Aldo Teran Espinoza
Robotic Perception for Autonomous Underwater Navigation and Mapping
Abstract: Robotic perception is the first step in the pipeline when developing an autonomous system. Feedback from different types of sensors is paramount for autonomous navigation, In contrast with surface, ground, and aerial mobile robots, which can use, e.g., optical and laser sensors, underwater robots rely mostly on acoustic devices to understand and navigate their surroundings. However, the integration of the sensors and interpretation of the data on AUVs and ASVs does not go without hassle. This presentation will show some of the challenges and results on the work to integrate multibeam sonars for autonomous underwater navigation and mapping.
High-Resolution Bathymetric Reconstruction From Sidescan Sonar With Deep Neural Network
Abstract: This talk will present our work of proposing a novel data-driven approach for high-resolution bathymetric reconstruction from sidescan. Sidescan sonar (SSS) intensities as a function of range do contain some information about the slope of the seabed. However, that information must be inferred. Additionally, the navigation system provides the estimated trajectory, and normally the altitude along this trajectory is also available. From these, a very coarse seabed bathymetry can be obtained as an input. This coarse bathymetry is then combined with the indirect but high-resolution seabed slope information from the sidescan to estimate the full bathymetry. This sparse depth could be acquired by single-beam echo sounder, Doppler Velocity Log (DVL), other bottom tracking sensors or bottom tracking algorithm from sidescan itself. A fully convolutional network is used to estimate the depth contour and its aleatoric uncertainty from the sidescan images and sparse depth in an end-to-end fashion.
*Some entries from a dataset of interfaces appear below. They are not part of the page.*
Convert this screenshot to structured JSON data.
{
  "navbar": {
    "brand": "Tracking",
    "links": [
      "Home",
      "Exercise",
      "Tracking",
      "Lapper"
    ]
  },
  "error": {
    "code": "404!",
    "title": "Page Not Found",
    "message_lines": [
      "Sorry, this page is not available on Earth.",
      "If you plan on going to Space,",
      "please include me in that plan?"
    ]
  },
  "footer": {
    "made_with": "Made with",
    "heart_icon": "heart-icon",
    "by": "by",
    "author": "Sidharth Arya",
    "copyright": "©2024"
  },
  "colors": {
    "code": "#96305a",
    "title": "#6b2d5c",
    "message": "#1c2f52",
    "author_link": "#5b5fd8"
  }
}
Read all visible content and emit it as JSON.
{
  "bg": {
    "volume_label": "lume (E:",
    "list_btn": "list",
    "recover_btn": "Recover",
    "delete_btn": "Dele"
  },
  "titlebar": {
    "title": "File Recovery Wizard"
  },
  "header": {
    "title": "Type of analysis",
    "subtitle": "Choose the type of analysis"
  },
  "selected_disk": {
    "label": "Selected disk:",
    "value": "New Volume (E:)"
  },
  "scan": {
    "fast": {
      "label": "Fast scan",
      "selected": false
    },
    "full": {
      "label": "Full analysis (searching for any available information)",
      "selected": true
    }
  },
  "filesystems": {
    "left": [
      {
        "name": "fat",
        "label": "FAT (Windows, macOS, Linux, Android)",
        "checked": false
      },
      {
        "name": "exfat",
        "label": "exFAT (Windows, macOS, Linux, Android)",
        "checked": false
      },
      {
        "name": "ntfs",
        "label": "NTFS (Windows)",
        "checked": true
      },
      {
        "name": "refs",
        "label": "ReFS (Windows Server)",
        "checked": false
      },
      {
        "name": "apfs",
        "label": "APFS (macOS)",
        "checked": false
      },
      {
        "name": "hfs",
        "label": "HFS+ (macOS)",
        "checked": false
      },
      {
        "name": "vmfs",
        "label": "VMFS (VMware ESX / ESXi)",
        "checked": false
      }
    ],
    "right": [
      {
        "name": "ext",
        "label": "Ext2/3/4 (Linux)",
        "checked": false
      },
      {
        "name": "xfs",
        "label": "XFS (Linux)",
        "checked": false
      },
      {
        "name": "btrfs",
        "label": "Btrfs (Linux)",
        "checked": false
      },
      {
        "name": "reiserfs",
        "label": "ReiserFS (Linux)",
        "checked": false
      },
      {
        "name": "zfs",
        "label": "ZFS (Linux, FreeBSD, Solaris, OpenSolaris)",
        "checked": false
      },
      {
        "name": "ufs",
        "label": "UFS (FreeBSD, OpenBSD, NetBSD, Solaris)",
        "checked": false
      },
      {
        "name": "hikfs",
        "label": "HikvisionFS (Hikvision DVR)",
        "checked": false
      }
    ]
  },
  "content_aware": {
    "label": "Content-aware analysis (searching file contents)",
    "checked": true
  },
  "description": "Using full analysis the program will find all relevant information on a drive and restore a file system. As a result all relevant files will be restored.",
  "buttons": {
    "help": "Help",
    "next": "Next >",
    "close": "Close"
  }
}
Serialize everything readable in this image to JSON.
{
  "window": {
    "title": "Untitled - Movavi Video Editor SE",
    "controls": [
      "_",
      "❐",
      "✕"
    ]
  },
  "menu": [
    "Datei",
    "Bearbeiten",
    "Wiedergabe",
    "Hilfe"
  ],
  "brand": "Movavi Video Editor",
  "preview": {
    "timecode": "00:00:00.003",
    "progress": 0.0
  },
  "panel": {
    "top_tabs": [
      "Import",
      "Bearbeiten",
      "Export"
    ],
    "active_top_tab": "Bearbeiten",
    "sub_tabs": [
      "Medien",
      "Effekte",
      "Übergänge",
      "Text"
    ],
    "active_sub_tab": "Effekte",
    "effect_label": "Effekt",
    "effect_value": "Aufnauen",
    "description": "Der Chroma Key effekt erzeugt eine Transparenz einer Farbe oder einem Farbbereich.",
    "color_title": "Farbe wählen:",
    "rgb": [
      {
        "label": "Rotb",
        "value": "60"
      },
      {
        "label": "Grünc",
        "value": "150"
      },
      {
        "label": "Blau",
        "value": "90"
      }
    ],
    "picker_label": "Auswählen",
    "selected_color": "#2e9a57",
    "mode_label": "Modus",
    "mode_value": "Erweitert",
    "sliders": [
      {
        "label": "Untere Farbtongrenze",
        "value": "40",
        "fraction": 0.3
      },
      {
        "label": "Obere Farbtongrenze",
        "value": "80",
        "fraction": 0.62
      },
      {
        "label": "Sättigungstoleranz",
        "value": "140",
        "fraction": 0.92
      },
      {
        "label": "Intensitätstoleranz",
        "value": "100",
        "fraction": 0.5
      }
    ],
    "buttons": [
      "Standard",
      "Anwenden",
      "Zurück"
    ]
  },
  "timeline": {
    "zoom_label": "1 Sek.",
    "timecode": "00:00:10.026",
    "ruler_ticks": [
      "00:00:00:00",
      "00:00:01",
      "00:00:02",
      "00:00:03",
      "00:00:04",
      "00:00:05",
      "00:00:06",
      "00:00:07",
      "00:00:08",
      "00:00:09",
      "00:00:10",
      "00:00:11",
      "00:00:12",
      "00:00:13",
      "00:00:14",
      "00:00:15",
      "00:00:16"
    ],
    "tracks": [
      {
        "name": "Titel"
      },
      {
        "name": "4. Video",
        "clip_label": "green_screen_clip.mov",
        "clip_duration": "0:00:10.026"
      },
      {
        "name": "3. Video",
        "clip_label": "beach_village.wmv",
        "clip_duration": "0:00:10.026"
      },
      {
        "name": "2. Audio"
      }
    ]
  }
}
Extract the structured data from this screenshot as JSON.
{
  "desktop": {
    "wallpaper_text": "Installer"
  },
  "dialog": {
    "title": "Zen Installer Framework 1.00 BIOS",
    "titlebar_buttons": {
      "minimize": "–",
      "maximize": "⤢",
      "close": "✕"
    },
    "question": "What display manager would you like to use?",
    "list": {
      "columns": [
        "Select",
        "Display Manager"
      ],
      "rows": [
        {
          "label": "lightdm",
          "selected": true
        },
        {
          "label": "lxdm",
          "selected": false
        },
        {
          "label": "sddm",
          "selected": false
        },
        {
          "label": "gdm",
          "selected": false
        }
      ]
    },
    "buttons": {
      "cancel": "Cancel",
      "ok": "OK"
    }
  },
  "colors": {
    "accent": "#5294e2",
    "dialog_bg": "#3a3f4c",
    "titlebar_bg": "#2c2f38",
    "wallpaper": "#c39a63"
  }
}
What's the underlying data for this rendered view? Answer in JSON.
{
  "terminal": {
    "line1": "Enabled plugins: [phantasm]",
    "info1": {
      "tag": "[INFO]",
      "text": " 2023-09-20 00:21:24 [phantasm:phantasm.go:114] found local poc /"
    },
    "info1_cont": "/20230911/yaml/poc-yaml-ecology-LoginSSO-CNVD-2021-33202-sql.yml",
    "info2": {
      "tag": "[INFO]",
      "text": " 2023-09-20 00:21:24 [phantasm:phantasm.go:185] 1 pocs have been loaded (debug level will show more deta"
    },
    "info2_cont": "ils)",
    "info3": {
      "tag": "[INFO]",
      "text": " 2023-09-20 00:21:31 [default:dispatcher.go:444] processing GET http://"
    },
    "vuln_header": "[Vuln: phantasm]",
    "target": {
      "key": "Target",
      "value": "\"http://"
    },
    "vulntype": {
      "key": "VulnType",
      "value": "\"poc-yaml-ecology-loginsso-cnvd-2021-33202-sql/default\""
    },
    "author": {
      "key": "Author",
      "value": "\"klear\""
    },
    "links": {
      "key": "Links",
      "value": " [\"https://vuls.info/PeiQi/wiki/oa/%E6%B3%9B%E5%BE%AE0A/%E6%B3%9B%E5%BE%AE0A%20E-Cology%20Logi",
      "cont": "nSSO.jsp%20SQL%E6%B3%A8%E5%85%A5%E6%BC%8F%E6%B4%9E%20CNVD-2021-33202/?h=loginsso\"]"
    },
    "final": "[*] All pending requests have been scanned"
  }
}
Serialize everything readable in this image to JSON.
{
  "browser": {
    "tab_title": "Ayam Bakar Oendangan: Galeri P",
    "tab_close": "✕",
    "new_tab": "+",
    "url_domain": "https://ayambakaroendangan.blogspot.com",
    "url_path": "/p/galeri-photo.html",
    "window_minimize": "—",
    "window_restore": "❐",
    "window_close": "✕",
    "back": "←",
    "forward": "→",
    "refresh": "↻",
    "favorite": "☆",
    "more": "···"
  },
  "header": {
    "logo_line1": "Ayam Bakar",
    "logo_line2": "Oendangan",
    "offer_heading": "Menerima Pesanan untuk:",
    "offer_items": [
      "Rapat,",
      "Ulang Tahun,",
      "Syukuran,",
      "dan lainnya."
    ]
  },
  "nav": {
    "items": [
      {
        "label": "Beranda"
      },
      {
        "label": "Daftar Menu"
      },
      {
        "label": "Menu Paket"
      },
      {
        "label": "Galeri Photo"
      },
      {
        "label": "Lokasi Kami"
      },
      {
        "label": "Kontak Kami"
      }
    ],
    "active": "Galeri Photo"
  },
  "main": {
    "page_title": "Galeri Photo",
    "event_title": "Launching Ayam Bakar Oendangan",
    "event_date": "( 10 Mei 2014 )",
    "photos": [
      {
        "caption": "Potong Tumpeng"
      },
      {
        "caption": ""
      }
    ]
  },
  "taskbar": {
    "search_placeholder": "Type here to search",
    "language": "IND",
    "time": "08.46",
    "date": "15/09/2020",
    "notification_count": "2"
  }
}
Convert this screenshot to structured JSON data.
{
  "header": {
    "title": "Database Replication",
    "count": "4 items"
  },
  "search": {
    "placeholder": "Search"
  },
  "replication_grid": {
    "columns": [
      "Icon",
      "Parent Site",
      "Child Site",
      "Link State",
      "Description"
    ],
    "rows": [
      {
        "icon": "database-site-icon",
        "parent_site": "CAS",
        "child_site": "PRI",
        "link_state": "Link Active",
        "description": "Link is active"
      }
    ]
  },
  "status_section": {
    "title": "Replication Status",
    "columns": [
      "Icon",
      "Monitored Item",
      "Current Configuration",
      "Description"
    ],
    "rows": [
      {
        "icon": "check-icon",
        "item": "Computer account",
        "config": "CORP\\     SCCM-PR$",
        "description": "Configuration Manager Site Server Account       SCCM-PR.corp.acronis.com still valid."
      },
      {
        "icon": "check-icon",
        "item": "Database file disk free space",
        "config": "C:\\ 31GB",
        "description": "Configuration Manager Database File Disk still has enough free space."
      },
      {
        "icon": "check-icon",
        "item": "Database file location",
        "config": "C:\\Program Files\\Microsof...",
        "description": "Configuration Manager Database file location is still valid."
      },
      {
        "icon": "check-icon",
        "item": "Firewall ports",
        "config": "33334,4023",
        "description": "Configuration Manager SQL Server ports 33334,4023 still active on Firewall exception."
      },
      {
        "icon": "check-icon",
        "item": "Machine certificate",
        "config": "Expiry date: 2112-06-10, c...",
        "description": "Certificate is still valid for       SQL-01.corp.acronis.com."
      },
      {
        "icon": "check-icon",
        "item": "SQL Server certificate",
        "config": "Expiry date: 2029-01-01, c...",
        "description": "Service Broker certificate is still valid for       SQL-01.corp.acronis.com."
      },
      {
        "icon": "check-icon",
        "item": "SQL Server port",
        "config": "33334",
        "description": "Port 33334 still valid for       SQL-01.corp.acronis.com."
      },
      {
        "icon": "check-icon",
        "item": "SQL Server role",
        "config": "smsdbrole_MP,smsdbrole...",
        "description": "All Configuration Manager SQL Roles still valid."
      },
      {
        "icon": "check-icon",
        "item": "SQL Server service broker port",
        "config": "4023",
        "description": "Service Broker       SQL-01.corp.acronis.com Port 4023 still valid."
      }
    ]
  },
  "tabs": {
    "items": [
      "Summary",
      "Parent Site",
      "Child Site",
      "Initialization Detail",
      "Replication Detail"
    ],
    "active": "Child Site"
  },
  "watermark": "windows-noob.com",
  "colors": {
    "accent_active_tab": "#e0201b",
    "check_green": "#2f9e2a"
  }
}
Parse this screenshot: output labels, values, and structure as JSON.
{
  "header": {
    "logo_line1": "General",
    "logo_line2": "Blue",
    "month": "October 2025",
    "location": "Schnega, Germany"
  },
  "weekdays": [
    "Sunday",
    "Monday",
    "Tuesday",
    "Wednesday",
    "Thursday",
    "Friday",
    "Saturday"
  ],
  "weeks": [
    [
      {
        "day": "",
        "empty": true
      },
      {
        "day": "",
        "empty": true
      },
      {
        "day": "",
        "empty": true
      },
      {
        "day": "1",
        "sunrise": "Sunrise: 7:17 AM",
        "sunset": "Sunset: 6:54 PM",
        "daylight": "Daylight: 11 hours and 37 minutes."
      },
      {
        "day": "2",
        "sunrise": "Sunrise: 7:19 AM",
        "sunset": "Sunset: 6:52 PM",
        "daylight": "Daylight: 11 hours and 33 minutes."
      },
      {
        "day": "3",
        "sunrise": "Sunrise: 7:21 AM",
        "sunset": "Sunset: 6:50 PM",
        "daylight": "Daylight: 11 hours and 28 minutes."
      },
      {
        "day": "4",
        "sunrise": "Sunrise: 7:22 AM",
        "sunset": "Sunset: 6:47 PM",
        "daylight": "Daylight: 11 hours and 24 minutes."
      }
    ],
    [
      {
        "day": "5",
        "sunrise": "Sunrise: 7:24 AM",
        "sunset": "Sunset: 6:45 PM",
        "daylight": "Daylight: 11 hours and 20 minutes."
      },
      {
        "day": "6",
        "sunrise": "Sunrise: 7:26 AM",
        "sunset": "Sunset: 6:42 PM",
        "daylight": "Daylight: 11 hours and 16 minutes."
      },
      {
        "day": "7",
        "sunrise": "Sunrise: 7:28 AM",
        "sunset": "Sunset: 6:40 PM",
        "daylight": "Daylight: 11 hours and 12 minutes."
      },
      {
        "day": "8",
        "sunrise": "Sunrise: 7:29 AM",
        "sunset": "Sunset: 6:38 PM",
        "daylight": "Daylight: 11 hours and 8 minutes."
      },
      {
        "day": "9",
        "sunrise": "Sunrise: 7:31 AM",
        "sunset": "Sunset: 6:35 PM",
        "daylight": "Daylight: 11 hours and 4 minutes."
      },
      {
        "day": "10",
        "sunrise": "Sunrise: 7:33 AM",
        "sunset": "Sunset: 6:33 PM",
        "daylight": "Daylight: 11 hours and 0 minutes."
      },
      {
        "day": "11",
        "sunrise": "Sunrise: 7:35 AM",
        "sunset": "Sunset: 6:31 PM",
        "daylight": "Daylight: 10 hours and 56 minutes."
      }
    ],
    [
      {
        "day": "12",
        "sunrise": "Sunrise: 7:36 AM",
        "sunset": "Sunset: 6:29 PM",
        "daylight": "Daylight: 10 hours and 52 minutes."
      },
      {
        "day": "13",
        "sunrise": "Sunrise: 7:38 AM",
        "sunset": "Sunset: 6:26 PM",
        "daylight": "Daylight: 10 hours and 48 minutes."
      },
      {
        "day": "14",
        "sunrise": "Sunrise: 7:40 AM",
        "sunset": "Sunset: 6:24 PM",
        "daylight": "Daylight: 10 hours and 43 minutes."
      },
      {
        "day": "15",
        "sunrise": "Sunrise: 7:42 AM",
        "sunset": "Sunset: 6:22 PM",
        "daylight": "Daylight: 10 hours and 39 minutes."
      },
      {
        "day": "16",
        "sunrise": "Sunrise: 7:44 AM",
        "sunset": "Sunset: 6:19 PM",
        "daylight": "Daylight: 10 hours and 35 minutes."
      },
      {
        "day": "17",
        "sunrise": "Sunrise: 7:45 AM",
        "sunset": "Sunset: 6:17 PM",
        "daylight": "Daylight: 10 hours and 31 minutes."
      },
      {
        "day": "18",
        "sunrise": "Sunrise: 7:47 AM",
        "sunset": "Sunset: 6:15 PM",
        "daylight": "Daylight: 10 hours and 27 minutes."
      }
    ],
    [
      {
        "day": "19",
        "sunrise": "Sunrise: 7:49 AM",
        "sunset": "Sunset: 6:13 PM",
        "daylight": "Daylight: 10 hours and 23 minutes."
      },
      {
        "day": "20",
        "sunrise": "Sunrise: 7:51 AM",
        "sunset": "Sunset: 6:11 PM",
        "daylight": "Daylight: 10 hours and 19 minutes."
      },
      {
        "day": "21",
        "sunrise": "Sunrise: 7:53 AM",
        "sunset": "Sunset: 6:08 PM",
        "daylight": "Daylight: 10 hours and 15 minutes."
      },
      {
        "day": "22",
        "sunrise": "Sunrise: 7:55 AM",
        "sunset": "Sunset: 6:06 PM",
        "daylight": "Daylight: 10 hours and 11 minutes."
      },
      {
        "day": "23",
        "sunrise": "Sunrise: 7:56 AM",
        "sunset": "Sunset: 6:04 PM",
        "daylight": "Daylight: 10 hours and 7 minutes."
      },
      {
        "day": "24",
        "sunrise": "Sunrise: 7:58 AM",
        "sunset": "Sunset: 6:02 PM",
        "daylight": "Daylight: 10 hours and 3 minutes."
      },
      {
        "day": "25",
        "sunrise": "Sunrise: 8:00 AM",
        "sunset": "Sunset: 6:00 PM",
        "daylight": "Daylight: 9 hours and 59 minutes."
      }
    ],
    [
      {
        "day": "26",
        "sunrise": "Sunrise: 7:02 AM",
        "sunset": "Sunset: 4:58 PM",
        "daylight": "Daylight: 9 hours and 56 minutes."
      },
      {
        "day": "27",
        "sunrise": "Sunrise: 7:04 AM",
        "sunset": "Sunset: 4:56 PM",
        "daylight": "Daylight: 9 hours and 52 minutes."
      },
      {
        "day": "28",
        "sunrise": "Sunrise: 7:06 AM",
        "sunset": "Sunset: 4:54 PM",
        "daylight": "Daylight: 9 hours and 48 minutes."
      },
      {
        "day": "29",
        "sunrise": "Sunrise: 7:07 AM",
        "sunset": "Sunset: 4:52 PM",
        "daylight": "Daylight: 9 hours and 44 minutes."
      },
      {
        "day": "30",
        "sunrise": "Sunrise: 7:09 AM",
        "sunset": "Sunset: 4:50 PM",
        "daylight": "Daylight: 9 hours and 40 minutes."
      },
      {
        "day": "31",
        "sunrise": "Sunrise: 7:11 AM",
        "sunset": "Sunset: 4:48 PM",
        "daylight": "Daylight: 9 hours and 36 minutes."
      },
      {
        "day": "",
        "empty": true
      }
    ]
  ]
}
The estimated depth is then used together with the range to calculate the point’s 3D location on the seafloor. I will present that a high-quality bathymetric map can be reconstructed after fusing the depth predictions and the corresponding confidence measures from the neural networks. I will show the improvement of the bathymetric map gained by using sparse depths with sidescan over estimates with sidescan alone. I will also show the benefit of confidence weighting when fusing multiple bathymetric estimates into a single map. Finally, I would discuss the future work of improving the map in fine details by introducing another way to represent the map.
Christopher Iliffe Sprague
Task execution with behaviour trees
Abstract: Behaviour trees (BT) are mathematical models of task execution plans. In comparison to finite-state machines, they have the advantages of modularity — allowing components to be easily replaced and reused — and a deliberative structure — enabling goal-orientated behaviors. Due to these advantages, we have made heavy use of BTs in the SMaRC project to accomplish high-level goals with our AUVs in scenarios such as target searching and environmental monitoring. To achieve high-level goals, a BT delegates the use of low-level controllers, which are often inherently continuous in time. Despite this, virtually all formulations of BTs have been in discrete time. In this talk, I will present some of our recent results on formulating BTs in continuous time. Additionally, I will present some previous related results.